September 27, 2013
The Avid Embroiderer
Not rated yet
When I started researching the
Bullion Rose design, I had no idea why it is called 'bullion'. It is also called a caterpillar stitch, coil
stitch, grub knot, post stitch or worm stitch.
Those are very accurate names as you can see in this photo of creating
this stitch. Photos courtesy of inaminuteago.com
I can only surmise that so many
people have tried to create this stitch, and had a lot of difficulty, that they
named it bullion (as in gold bullion) because it is out of reach for many of
us. Here is one that someone did who really has practiced!!
I have seen these beautiful hand
completed on the high end sweaters, baby items and understand that they are a
stitch that is challenging to be done. I
can see that they do take a lot of practice.
That is one good reason that I love that this one is available for
I found three here at
AnnTheGran. The one below is exquisite
and I think very well digitized.
Creating small enough stitches that don't cause problems with your
thread must be a real test of skills.
Gunold obviously will be up to that task.
The delicacy of this design is
wonderful. I really love the way they
have given this design flow and fine curves and stitches. I am always in awe when the designer makes
use of the lay of the stitch to catch the light.
Here is my take on the last design:
I am thinking that when I decide to
do my special project with this design, I may well use a 20 or 30 weight
thread. That would be cool too!
You may remember that I also blogged on the Candlewicking stitch. Translating from hand embroidery to machine is really fun!

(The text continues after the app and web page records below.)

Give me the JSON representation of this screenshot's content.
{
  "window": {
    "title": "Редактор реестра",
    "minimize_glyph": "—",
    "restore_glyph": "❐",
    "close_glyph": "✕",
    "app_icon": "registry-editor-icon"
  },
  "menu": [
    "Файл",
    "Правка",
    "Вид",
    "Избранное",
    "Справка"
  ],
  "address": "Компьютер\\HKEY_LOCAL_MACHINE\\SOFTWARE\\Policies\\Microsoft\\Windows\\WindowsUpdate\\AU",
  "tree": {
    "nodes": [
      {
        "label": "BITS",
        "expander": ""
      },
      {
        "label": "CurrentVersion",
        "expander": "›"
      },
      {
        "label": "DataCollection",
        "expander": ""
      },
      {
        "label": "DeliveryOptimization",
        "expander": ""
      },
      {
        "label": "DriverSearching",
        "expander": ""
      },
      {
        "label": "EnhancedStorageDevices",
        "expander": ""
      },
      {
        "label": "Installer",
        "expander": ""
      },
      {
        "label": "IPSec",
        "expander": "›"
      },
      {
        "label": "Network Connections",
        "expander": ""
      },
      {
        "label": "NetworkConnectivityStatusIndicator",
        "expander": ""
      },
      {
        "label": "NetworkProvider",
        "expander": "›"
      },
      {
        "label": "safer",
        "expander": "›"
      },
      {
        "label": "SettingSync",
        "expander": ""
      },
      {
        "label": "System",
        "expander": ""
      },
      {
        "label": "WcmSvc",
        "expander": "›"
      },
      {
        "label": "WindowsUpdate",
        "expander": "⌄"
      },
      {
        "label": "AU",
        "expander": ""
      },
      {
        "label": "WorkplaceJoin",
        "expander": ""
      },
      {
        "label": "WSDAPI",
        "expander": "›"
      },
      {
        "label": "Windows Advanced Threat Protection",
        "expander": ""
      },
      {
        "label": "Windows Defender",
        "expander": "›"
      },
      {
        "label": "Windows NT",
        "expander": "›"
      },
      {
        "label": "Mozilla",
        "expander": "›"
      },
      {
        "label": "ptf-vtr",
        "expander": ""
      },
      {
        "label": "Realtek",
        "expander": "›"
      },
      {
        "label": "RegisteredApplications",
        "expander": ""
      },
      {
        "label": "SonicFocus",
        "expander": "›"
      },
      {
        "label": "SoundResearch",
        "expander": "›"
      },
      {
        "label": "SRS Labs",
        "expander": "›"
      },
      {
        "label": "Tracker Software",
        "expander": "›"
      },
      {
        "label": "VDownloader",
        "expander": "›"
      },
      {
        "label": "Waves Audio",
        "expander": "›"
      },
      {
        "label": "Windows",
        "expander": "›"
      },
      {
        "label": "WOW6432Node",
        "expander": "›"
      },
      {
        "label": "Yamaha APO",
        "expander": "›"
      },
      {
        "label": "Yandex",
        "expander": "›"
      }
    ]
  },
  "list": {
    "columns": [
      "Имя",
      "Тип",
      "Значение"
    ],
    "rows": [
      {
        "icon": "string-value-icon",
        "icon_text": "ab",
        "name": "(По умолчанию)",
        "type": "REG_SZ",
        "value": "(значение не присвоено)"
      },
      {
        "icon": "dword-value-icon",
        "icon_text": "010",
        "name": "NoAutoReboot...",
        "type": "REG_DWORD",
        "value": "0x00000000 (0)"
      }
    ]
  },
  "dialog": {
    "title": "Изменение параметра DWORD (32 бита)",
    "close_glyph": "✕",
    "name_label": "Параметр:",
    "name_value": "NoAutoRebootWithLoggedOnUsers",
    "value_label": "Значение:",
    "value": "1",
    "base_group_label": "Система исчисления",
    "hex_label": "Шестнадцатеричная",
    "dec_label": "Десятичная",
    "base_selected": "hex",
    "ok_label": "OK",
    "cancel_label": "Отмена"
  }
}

If you did not get a chance to see it, Ann Blogged last week. Stop by and check it out!